» To do
Word for word, print the entries that follow.

» Extracted information
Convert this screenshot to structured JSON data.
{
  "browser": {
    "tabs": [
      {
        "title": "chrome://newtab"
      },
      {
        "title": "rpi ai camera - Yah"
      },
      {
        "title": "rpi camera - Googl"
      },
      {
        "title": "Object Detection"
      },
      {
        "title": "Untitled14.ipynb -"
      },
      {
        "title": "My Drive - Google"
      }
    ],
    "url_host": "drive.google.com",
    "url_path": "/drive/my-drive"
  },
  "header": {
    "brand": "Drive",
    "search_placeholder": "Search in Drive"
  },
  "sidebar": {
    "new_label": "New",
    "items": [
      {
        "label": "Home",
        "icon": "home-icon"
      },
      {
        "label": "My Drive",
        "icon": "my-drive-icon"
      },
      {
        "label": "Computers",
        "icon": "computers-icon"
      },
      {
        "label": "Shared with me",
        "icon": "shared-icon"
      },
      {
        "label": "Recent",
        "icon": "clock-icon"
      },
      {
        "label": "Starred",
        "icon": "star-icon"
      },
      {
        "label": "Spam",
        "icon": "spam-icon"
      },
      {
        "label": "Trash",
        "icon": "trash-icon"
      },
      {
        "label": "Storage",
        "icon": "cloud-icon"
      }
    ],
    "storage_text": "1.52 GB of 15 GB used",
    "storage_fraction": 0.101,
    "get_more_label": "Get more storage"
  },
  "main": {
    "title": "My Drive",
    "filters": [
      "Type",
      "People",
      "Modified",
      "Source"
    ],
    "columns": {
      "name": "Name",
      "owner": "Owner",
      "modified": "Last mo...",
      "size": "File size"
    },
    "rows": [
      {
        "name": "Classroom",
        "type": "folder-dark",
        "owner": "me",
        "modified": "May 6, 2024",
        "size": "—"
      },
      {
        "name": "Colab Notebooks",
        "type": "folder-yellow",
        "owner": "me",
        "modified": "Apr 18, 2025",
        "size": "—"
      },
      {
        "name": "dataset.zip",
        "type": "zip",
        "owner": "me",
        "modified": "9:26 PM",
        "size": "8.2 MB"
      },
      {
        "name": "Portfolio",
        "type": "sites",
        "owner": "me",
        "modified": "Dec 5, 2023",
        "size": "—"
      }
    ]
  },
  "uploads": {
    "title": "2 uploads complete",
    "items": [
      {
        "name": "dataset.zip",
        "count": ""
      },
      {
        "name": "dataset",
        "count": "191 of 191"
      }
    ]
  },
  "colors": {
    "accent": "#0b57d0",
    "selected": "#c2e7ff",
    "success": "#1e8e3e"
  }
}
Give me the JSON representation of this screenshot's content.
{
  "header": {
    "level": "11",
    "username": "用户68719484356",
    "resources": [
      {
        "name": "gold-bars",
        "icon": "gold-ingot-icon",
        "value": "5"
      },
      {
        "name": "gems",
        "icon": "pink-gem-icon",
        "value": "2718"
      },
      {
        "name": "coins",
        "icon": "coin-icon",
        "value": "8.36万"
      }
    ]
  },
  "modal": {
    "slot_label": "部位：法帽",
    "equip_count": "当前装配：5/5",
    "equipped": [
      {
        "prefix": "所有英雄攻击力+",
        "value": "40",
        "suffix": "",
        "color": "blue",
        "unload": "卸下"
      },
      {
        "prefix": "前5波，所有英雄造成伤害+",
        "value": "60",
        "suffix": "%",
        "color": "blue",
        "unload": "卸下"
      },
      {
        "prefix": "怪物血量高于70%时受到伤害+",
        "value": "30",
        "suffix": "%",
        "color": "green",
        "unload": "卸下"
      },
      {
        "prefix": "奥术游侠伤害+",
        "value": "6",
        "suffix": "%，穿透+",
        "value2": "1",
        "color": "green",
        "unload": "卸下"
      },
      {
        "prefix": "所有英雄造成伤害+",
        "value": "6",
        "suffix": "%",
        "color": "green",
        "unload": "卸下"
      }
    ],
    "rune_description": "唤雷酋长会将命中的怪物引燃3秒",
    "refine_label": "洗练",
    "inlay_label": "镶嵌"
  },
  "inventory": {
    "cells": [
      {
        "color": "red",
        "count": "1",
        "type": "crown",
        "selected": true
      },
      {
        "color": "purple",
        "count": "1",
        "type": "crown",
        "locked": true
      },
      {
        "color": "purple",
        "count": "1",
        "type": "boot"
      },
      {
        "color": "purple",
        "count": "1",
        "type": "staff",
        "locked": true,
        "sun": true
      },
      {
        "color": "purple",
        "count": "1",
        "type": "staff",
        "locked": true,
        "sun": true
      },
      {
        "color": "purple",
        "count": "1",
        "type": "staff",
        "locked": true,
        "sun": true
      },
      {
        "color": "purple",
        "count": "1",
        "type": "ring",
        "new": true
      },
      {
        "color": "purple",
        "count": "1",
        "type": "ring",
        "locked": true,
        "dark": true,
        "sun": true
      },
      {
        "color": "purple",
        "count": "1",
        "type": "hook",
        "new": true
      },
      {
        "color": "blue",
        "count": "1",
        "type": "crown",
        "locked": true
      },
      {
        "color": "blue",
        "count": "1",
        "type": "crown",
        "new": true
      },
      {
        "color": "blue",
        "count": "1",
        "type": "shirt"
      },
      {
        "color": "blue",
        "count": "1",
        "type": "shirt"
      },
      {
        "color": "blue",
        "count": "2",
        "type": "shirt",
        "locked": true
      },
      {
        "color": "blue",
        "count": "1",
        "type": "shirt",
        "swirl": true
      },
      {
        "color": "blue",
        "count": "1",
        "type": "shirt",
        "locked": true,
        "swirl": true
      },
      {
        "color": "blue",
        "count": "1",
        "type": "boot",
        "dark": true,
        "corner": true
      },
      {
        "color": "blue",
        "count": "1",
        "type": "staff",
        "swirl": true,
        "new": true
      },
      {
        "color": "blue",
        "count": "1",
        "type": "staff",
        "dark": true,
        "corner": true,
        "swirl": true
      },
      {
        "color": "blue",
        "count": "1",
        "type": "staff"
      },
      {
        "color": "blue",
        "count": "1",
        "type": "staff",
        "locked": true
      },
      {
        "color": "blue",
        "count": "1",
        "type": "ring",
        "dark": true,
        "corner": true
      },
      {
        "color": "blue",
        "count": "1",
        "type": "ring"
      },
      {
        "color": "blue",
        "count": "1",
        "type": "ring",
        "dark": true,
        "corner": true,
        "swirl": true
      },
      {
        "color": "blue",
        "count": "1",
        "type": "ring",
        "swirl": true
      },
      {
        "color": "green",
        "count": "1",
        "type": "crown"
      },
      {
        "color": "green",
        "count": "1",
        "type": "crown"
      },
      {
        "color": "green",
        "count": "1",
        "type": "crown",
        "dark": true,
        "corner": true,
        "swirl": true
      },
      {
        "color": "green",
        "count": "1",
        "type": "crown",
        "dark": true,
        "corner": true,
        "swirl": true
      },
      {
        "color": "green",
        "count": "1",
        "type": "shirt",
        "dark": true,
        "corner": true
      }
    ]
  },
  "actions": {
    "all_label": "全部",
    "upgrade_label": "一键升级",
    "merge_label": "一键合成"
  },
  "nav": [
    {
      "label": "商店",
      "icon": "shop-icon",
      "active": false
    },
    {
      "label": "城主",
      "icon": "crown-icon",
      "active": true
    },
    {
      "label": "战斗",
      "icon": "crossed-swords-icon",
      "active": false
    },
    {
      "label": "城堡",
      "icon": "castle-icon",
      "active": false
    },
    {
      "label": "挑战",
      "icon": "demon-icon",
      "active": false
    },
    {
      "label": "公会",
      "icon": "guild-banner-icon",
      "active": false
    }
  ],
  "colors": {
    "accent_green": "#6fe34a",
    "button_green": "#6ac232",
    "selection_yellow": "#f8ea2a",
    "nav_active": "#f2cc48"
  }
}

» Exercise answer
Convert this screenshot to structured JSON data.
{
  "browser": {
    "tabs": [
      {
        "title": "chrome://newtab"
      },
      {
        "title": "rpi ai camera - Yah"
      },
      {
        "title": "rpi camera - Googl"
      },
      {
        "title": "Object Detection"
      },
      {
        "title": "Untitled14.ipynb -"
      },
      {
        "title": "My Drive - Google"
      }
    ],
    "url_host": "drive.google.com",
    "url_path": "/drive/my-drive"
  },
  "header": {
    "brand": "Drive",
    "search_placeholder": "Search in Drive"
  },
  "sidebar": {
    "new_label": "New",
    "items": [
      {
        "label": "Home",
        "icon": "home-icon"
      },
      {
        "label": "My Drive",
        "icon": "my-drive-icon"
      },
      {
        "label": "Computers",
        "icon": "computers-icon"
      },
      {
        "label": "Shared with me",
        "icon": "shared-icon"
      },
      {
        "label": "Recent",
        "icon": "clock-icon"
      },
      {
        "label": "Starred",
        "icon": "star-icon"
      },
      {
        "label": "Spam",
        "icon": "spam-icon"
      },
      {
        "label": "Trash",
        "icon": "trash-icon"
      },
      {
        "label": "Storage",
        "icon": "cloud-icon"
      }
    ],
    "storage_text": "1.52 GB of 15 GB used",
    "storage_fraction": 0.101,
    "get_more_label": "Get more storage"
  },
  "main": {
    "title": "My Drive",
    "filters": [
      "Type",
      "People",
      "Modified",
      "Source"
    ],
    "columns": {
      "name": "Name",
      "owner": "Owner",
      "modified": "Last mo...",
      "size": "File size"
    },
    "rows": [
      {
        "name": "Classroom",
        "type": "folder-dark",
        "owner": "me",
        "modified": "May 6, 2024",
        "size": "—"
      },
      {
        "name": "Colab Notebooks",
        "type": "folder-yellow",
        "owner": "me",
        "modified": "Apr 18, 2025",
        "size": "—"
      },
      {
        "name": "dataset.zip",
        "type": "zip",
        "owner": "me",
        "modified": "9:26 PM",
        "size": "8.2 MB"
      },
      {
        "name": "Portfolio",
        "type": "sites",
        "owner": "me",
        "modified": "Dec 5, 2023",
        "size": "—"
      }
    ]
  },
  "uploads": {
    "title": "2 uploads complete",
    "items": [
      {
        "name": "dataset.zip",
        "count": ""
      },
      {
        "name": "dataset",
        "count": "191 of 191"
      }
    ]
  },
  "colors": {
    "accent": "#0b57d0",
    "selected": "#c2e7ff",
    "success": "#1e8e3e"
  }
}
Give me the JSON representation of this screenshot's content.
{
  "header": {
    "level": "11",
    "username": "用户68719484356",
    "resources": [
      {
        "name": "gold-bars",
        "icon": "gold-ingot-icon",
        "value": "5"
      },
      {
        "name": "gems",
        "icon": "pink-gem-icon",
        "value": "2718"
      },
      {
        "name": "coins",
        "icon": "coin-icon",
        "value": "8.36万"
      }
    ]
  },
  "modal": {
    "slot_label": "部位：法帽",
    "equip_count": "当前装配：5/5",
    "equipped": [
      {
        "prefix": "所有英雄攻击力+",
        "value": "40",
        "suffix": "",
        "color": "blue",
        "unload": "卸下"
      },
      {
        "prefix": "前5波，所有英雄造成伤害+",
        "value": "60",
        "suffix": "%",
        "color": "blue",
        "unload": "卸下"
      },
      {
        "prefix": "怪物血量高于70%时受到伤害+",
        "value": "30",
        "suffix": "%",
        "color": "green",
        "unload": "卸下"
      },
      {
        "prefix": "奥术游侠伤害+",
        "value": "6",
        "suffix": "%，穿透+",
        "value2": "1",
        "color": "green",
        "unload": "卸下"
      },
      {
        "prefix": "所有英雄造成伤害+",
        "value": "6",
        "suffix": "%",
        "color": "green",
        "unload": "卸下"
      }
    ],
    "rune_description": "唤雷酋长会将命中的怪物引燃3秒",
    "refine_label": "洗练",
    "inlay_label": "镶嵌"
  },
  "inventory": {
    "cells": [
      {
        "color": "red",
        "count": "1",
        "type": "crown",
        "selected": true
      },
      {
        "color": "purple",
        "count": "1",
        "type": "crown",
        "locked": true
      },
      {
        "color": "purple",
        "count": "1",
        "type": "boot"
      },
      {
        "color": "purple",
        "count": "1",
        "type": "staff",
        "locked": true,
        "sun": true
      },
      {
        "color": "purple",
        "count": "1",
        "type": "staff",
        "locked": true,
        "sun": true
      },
      {
        "color": "purple",
        "count": "1",
        "type": "staff",
        "locked": true,
        "sun": true
      },
      {
        "color": "purple",
        "count": "1",
        "type": "ring",
        "new": true
      },
      {
        "color": "purple",
        "count": "1",
        "type": "ring",
        "locked": true,
        "dark": true,
        "sun": true
      },
      {
        "color": "purple",
        "count": "1",
        "type": "hook",
        "new": true
      },
      {
        "color": "blue",
        "count": "1",
        "type": "crown",
        "locked": true
      },
      {
        "color": "blue",
        "count": "1",
        "type": "crown",
        "new": true
      },
      {
        "color": "blue",
        "count": "1",
        "type": "shirt"
      },
      {
        "color": "blue",
        "count": "1",
        "type": "shirt"
      },
      {
        "color": "blue",
        "count": "2",
        "type": "shirt",
        "locked": true
      },
      {
        "color": "blue",
        "count": "1",
        "type": "shirt",
        "swirl": true
      },
      {
        "color": "blue",
        "count": "1",
        "type": "shirt",
        "locked": true,
        "swirl": true
      },
      {
        "color": "blue",
        "count": "1",
        "type": "boot",
        "dark": true,
        "corner": true
      },
      {
        "color": "blue",
        "count": "1",
        "type": "staff",
        "swirl": true,
        "new": true
      },
      {
        "color": "blue",
        "count": "1",
        "type": "staff",
        "dark": true,
        "corner": true,
        "swirl": true
      },
      {
        "color": "blue",
        "count": "1",
        "type": "staff"
      },
      {
        "color": "blue",
        "count": "1",
        "type": "staff",
        "locked": true
      },
      {
        "color": "blue",
        "count": "1",
        "type": "ring",
        "dark": true,
        "corner": true
      },
      {
        "color": "blue",
        "count": "1",
        "type": "ring"
      },
      {
        "color": "blue",
        "count": "1",
        "type": "ring",
        "dark": true,
        "corner": true,
        "swirl": true
      },
      {
        "color": "blue",
        "count": "1",
        "type": "ring",
        "swirl": true
      },
      {
        "color": "green",
        "count": "1",
        "type": "crown"
      },
      {
        "color": "green",
        "count": "1",
        "type": "crown"
      },
      {
        "color": "green",
        "count": "1",
        "type": "crown",
        "dark": true,
        "corner": true,
        "swirl": true
      },
      {
        "color": "green",
        "count": "1",
        "type": "crown",
        "dark": true,
        "corner": true,
        "swirl": true
      },
      {
        "color": "green",
        "count": "1",
        "type": "shirt",
        "dark": true,
        "corner": true
      }
    ]
  },
  "actions": {
    "all_label": "全部",
    "upgrade_label": "一键升级",
    "merge_label": "一键合成"
  },
  "nav": [
    {
      "label": "商店",
      "icon": "shop-icon",
      "active": false
    },
    {
      "label": "城主",
      "icon": "crown-icon",
      "active": true
    },
    {
      "label": "战斗",
      "icon": "crossed-swords-icon",
      "active": false
    },
    {
      "label": "城堡",
      "icon": "castle-icon",
      "active": false
    },
    {
      "label": "挑战",
      "icon": "demon-icon",
      "active": false
    },
    {
      "label": "公会",
      "icon": "guild-banner-icon",
      "active": false
    }
  ],
  "colors": {
    "accent_green": "#6fe34a",
    "button_green": "#6ac232",
    "selection_yellow": "#f8ea2a",
    "nav_active": "#f2cc48"
  }
}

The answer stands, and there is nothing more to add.